While direct identifiers often grab the spotlight when discussing data privacy risks, protecting indirect identifiers is equally important. Safeguarding these seemingly innocuous pieces of data helps preserve anonymity and maintain trust between individuals and organizations handling their personal information.
Strategies for Protecting Direct and Indirect Identifiers
When it comes to safeguarding direct and indirect identifiers in data privacy, organizations need to implement effective strategies. These identifiers hold valuable information about individuals, making them prime targets for malicious actors.
Organizations should prioritize data encryption. By encrypting both direct and indirect identifiers, sensitive information becomes unintelligible to unauthorized parties. This ensures that even if a breach occurs, the stolen data remains useless without the decryption key.
Implementing strict access controls is crucial. Limiting access to direct and indirect identifiers reduces the risk of unauthorized individuals gaining entry to sensitive data. Organizations can achieve this by employing role-based access control systems or multi-factor authentication processes.
Regular monitoring of systems is another essential strategy. By constantly analyzing network traffic and user behavior, any suspicious activities can be detected promptly before they escalate into full-blown security breaches.
Additionally, conducting regular audits helps identify vulnerabilities within an organization’s data privacy framework.
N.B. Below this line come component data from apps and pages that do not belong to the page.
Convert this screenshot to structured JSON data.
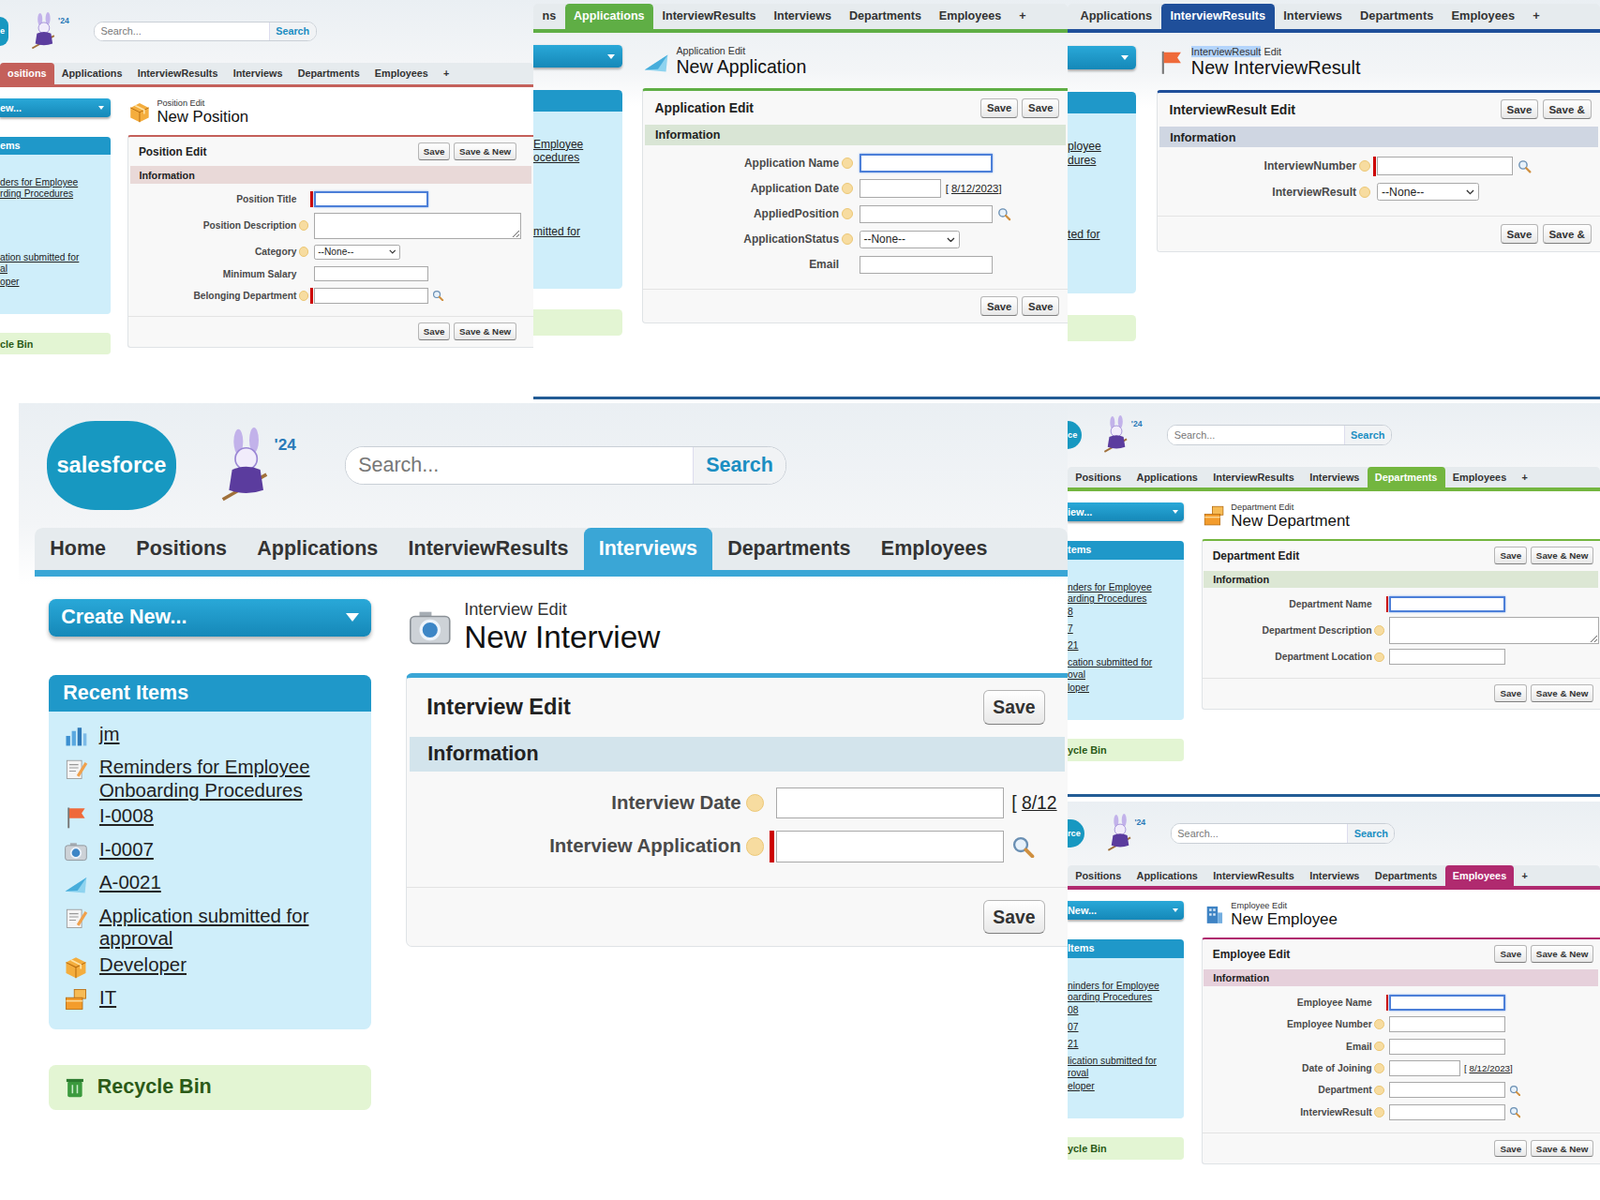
{
  "panels": [
    {
      "kind": "position",
      "color": "#c4605a",
      "header": {
        "logo": {
          "text": "e",
          "cut": true
        },
        "badge": "'24",
        "search_placeholder": "Search...",
        "search_button": "Search"
      },
      "tabs": [
        {
          "label": "ositions",
          "selected": true
        },
        {
          "label": "Applications",
          "selected": false
        },
        {
          "label": "InterviewResults",
          "selected": false
        },
        {
          "label": "Interviews",
          "selected": false
        },
        {
          "label": "Departments",
          "selected": false
        },
        {
          "label": "Employees",
          "selected": false
        },
        {
          "label": "+",
          "selected": false
        }
      ],
      "sidebar": {
        "cut": true,
        "create_new": "ew...",
        "recent_header": "ems",
        "items": [
          {
            "lines": []
          },
          {
            "lines": [
              "ders for Employee",
              "rding Procedures"
            ]
          },
          {
            "lines": []
          },
          {
            "lines": []
          },
          {
            "lines": []
          },
          {
            "lines": [
              "ation submitted for",
              "al"
            ]
          },
          {
            "lines": [
              "oper"
            ]
          },
          {
            "lines": []
          }
        ],
        "recycle_bin": "cle Bin"
      },
      "page": {
        "subtitle": [
          {
            "text": "Position Edit",
            "selected": false
          }
        ],
        "title": "New Position"
      },
      "form": {
        "title": "Position Edit",
        "buttons": [
          "Save",
          "Save & New"
        ],
        "section": "Information",
        "fields": [
          {
            "label": "Position Title",
            "kind": "text",
            "required": true,
            "focused": true,
            "help": false
          },
          {
            "label": "Position Description",
            "kind": "textarea",
            "required": false,
            "focused": false,
            "help": true
          },
          {
            "label": "Category",
            "kind": "select",
            "value": "--None--",
            "required": false,
            "focused": false,
            "help": true
          },
          {
            "label": "Minimum Salary",
            "kind": "text",
            "required": false,
            "focused": false,
            "help": false
          },
          {
            "label": "Belonging Department",
            "kind": "lookup",
            "required": true,
            "focused": false,
            "help": true
          }
        ],
        "bottom_buttons": [
          "Save",
          "Save & New"
        ]
      }
    },
    {
      "kind": "application",
      "color": "#5fae45",
      "header": null,
      "tabs": [
        {
          "label": "ns",
          "selected": false
        },
        {
          "label": "Applications",
          "selected": true
        },
        {
          "label": "InterviewResults",
          "selected": false
        },
        {
          "label": "Interviews",
          "selected": false
        },
        {
          "label": "Departments",
          "selected": false
        },
        {
          "label": "Employees",
          "selected": false
        },
        {
          "label": "+",
          "selected": false
        }
      ],
      "sidebar": {
        "cut": true,
        "create_new": "",
        "recent_header": "",
        "items": [
          {
            "lines": []
          },
          {
            "lines": [
              "Employee",
              "ocedures"
            ]
          },
          {
            "lines": []
          },
          {
            "lines": []
          },
          {
            "lines": []
          },
          {
            "lines": [
              "mitted for"
            ]
          },
          {
            "lines": []
          },
          {
            "lines": []
          }
        ],
        "recycle_bin": ""
      },
      "page": {
        "subtitle": [
          {
            "text": "Application Edit",
            "selected": false
          }
        ],
        "title": "New Application"
      },
      "form": {
        "title": "Application Edit",
        "buttons": [
          "Save",
          "Save"
        ],
        "section": "Information",
        "fields": [
          {
            "label": "Application Name",
            "kind": "text",
            "required": false,
            "focused": true,
            "help": true
          },
          {
            "label": "Application Date",
            "kind": "date",
            "required": false,
            "focused": false,
            "help": true,
            "date_hint": {
              "open": "[",
              "link": "8/12/2023",
              "close": "]"
            }
          },
          {
            "label": "AppliedPosition",
            "kind": "lookup",
            "required": false,
            "focused": false,
            "help": true
          },
          {
            "label": "ApplicationStatus",
            "kind": "select",
            "value": "--None--",
            "required": false,
            "focused": false,
            "help": true
          },
          {
            "label": "Email",
            "kind": "text",
            "required": false,
            "focused": false,
            "help": false
          }
        ],
        "bottom_buttons": [
          "Save",
          "Save"
        ]
      }
    },
    {
      "kind": "interviewresult",
      "color": "#1f4f9a",
      "header": null,
      "tabs": [
        {
          "label": "Applications",
          "selected": false
        },
        {
          "label": "InterviewResults",
          "selected": true
        },
        {
          "label": "Interviews",
          "selected": false
        },
        {
          "label": "Departments",
          "selected": false
        },
        {
          "label": "Employees",
          "selected": false
        },
        {
          "label": "+",
          "selected": false
        }
      ],
      "sidebar": {
        "cut": true,
        "create_new": "",
        "recent_header": "",
        "items": [
          {
            "lines": []
          },
          {
            "lines": [
              "ployee",
              "dures"
            ]
          },
          {
            "lines": []
          },
          {
            "lines": []
          },
          {
            "lines": []
          },
          {
            "lines": [
              "ted for"
            ]
          },
          {
            "lines": []
          },
          {
            "lines": []
          }
        ],
        "recycle_bin": ""
      },
      "page": {
        "subtitle": [
          {
            "text": "InterviewResult",
            "selected": true
          },
          {
            "text": "Edit",
            "selected": false
          }
        ],
        "title": "New InterviewResult"
      },
      "form": {
        "title": "InterviewResult Edit",
        "buttons": [
          "Save",
          "Save &"
        ],
        "section": "Information",
        "fields": [
          {
            "label": "InterviewNumber",
            "kind": "lookup",
            "required": true,
            "focused": false,
            "help": true
          },
          {
            "label": "InterviewResult",
            "kind": "select",
            "value": "--None--",
            "required": false,
            "focused": false,
            "help": true
          }
        ],
        "bottom_buttons": [
          "Save",
          "Save &"
        ]
      }
    },
    {
      "kind": "interview",
      "color": "#3aa6d6",
      "header": {
        "logo": {
          "text": "salesforce",
          "cut": false
        },
        "badge": "'24",
        "search_placeholder": "Search...",
        "search_button": "Search"
      },
      "tabs": [
        {
          "label": "Home",
          "selected": false
        },
        {
          "label": "Positions",
          "selected": false
        },
        {
          "label": "Applications",
          "selected": false
        },
        {
          "label": "InterviewResults",
          "selected": false
        },
        {
          "label": "Interviews",
          "selected": true
        },
        {
          "label": "Departments",
          "selected": false
        },
        {
          "label": "Employees",
          "selected": false
        }
      ],
      "sidebar": {
        "cut": false,
        "create_new": "Create New...",
        "recent_header": "Recent Items",
        "items": [
          {
            "lines": [
              "jm"
            ],
            "kind": "report"
          },
          {
            "lines": [
              "Reminders for Employee",
              "Onboarding Procedures"
            ],
            "kind": "article"
          },
          {
            "lines": [
              "I-0008"
            ],
            "kind": "interviewresult"
          },
          {
            "lines": [
              "I-0007"
            ],
            "kind": "interview"
          },
          {
            "lines": [
              "A-0021"
            ],
            "kind": "application"
          },
          {
            "lines": [
              "Application submitted for",
              "approval"
            ],
            "kind": "article"
          },
          {
            "lines": [
              "Developer"
            ],
            "kind": "position"
          },
          {
            "lines": [
              "IT"
            ],
            "kind": "department"
          }
        ],
        "recycle_bin": "Recycle Bin"
      },
      "page": {
        "subtitle": [
          {
            "text": "Interview Edit",
            "selected": false
          }
        ],
        "title": "New Interview"
      },
      "form": {
        "title": "Interview Edit",
        "buttons": [
          "Save"
        ],
        "section": "Information",
        "fields": [
          {
            "label": "Interview Date",
            "kind": "date",
            "required": false,
            "focused": false,
            "help": true,
            "date_hint": {
              "open": "[",
              "link": "8/12",
              "close": ""
            }
          },
          {
            "label": "Interview Application",
            "kind": "lookup",
            "required": true,
            "focused": false,
            "help": true
          }
        ],
        "bottom_buttons": [
          "Save"
        ]
      }
    },
    {
      "kind": "department",
      "color": "#73b63f",
      "header": {
        "logo": {
          "text": "ce",
          "cut": true
        },
        "badge": "'24",
        "search_placeholder": "Search...",
        "search_button": "Search"
      },
      "tabs": [
        {
          "label": "Positions",
          "selected": false
        },
        {
          "label": "Applications",
          "selected": false
        },
        {
          "label": "InterviewResults",
          "selected": false
        },
        {
          "label": "Interviews",
          "selected": false
        },
        {
          "label": "Departments",
          "selected": true
        },
        {
          "label": "Employees",
          "selected": false
        },
        {
          "label": "+",
          "selected": false
        }
      ],
      "sidebar": {
        "cut": true,
        "create_new": "iew...",
        "recent_header": "tems",
        "items": [
          {
            "lines": []
          },
          {
            "lines": [
              "nders for Employee",
              "arding Procedures"
            ]
          },
          {
            "lines": [
              "8"
            ]
          },
          {
            "lines": [
              "7"
            ]
          },
          {
            "lines": [
              "21"
            ]
          },
          {
            "lines": [
              "cation submitted for",
              "oval"
            ]
          },
          {
            "lines": [
              "loper"
            ]
          },
          {
            "lines": []
          }
        ],
        "recycle_bin": "ycle Bin"
      },
      "page": {
        "subtitle": [
          {
            "text": "Department Edit",
            "selected": false
          }
        ],
        "title": "New Department"
      },
      "form": {
        "title": "Department Edit",
        "buttons": [
          "Save",
          "Save & New"
        ],
        "section": "Information",
        "fields": [
          {
            "label": "Department Name",
            "kind": "text",
            "required": true,
            "focused": true,
            "help": false
          },
          {
            "label": "Department Description",
            "kind": "textarea",
            "required": false,
            "focused": false,
            "help": true
          },
          {
            "label": "Department Location",
            "kind": "text",
            "required": false,
            "focused": false,
            "help": true
          }
        ],
        "bottom_buttons": [
          "Save",
          "Save & New"
        ]
      }
    },
    {
      "kind": "employee",
      "color": "#b02a6f",
      "header": {
        "logo": {
          "text": "rce",
          "cut": true
        },
        "badge": "'24",
        "search_placeholder": "Search...",
        "search_button": "Search"
      },
      "tabs": [
        {
          "label": "Positions",
          "selected": false
        },
        {
          "label": "Applications",
          "selected": false
        },
        {
          "label": "InterviewResults",
          "selected": false
        },
        {
          "label": "Interviews",
          "selected": false
        },
        {
          "label": "Departments",
          "selected": false
        },
        {
          "label": "Employees",
          "selected": true
        },
        {
          "label": "+",
          "selected": false
        }
      ],
      "sidebar": {
        "cut": true,
        "create_new": "New...",
        "recent_header": "Items",
        "items": [
          {
            "lines": []
          },
          {
            "lines": [
              "ninders for Employee",
              "oarding Procedures"
            ]
          },
          {
            "lines": [
              "08"
            ]
          },
          {
            "lines": [
              "07"
            ]
          },
          {
            "lines": [
              "21"
            ]
          },
          {
            "lines": [
              "lication submitted for",
              "roval"
            ]
          },
          {
            "lines": [
              "eloper"
            ]
          },
          {
            "lines": []
          }
        ],
        "recycle_bin": "ycle Bin"
      },
      "page": {
        "subtitle": [
          {
            "text": "Employee Edit",
            "selected": false
          }
        ],
        "title": "New Employee"
      },
      "form": {
        "title": "Employee Edit",
        "buttons": [
          "Save",
          "Save & New"
        ],
        "section": "Information",
        "fields": [
          {
            "label": "Employee Name",
            "kind": "text",
            "required": true,
            "focused": true,
            "help": false
          },
          {
            "label": "Employee Number",
            "kind": "text",
            "required": false,
            "focused": false,
            "help": true
          },
          {
            "label": "Email",
            "kind": "text",
            "required": false,
            "focused": false,
            "help": true
          },
          {
            "label": "Date of Joining",
            "kind": "date",
            "required": false,
            "focused": false,
            "help": true,
            "date_hint": {
              "open": "[",
              "link": "8/12/2023",
              "close": "]"
            }
          },
          {
            "label": "Department",
            "kind": "lookup",
            "required": false,
            "focused": false,
            "help": true
          },
          {
            "label": "InterviewResult",
            "kind": "lookup",
            "required": false,
            "focused": false,
            "help": true
          }
        ],
        "bottom_buttons": [
          "Save",
          "Save & New"
        ]
      }
    }
  ]
}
These audits assess whether proper safeguards are in place for protecting both direct and indirect identifiers.
Employee training plays a significant role in ensuring data protection practices are followed consistently across the organization. Educating staff on best practices such as avoiding phishing scams or using strong passwords helps prevent accidental exposure of direct or indirect identifiers.
Protecting both direct and indirect identifiers requires a comprehensive approach involving encryption, access controls, monitoring systems regularly auditing processes ,and ongoing employee training .
Data privacy is an essential aspect of our digital world, and understanding the different types of identifiers is crucial for protecting sensitive information. Direct identifiers, such as names, addresses, and social security numbers, can directly link individuals to their personal data. These identifiers pose significant risks if mishandled or exposed.
On the other hand, indirect identifiers may not seem as obvious at first glance but can still be used to identify individuals when combined with other information. Examples include IP addresses, device IDs, and transaction histories. Protecting these indirect identifiers is just as important as safeguarding direct ones since they can provide valuable insights into a person’s behavior and preferences.
To ensure robust data privacy practices, organizations must employ strategies that encompass both direct and indirect identifiers. This includes implementing strong encryption protocols for storing sensitive information and regularly updating security measures to stay ahead of evolving threats.
Additionally, organizations should establish clear policies regarding data collection and usage to gain the trust of users while adhering to regulatory requirements like GDPR or CCPA. Regular employee training on data privacy best practices will also play a vital role in maintaining a culture of compliance within an organization.
In conclusion without using those words), by understanding the distinctions between direct and indirect identifiers in data privacy protection efforts become more effective. Safeguarding both types of identifiers ensures that personal information remains secure while enabling businesses to leverage customer insights responsibly.
Remember: Your commitment to protecting direct and indirect identifying information fosters not only consumer trust but also demonstrates your dedication towards upholding ethical standards in today’s digital landscape.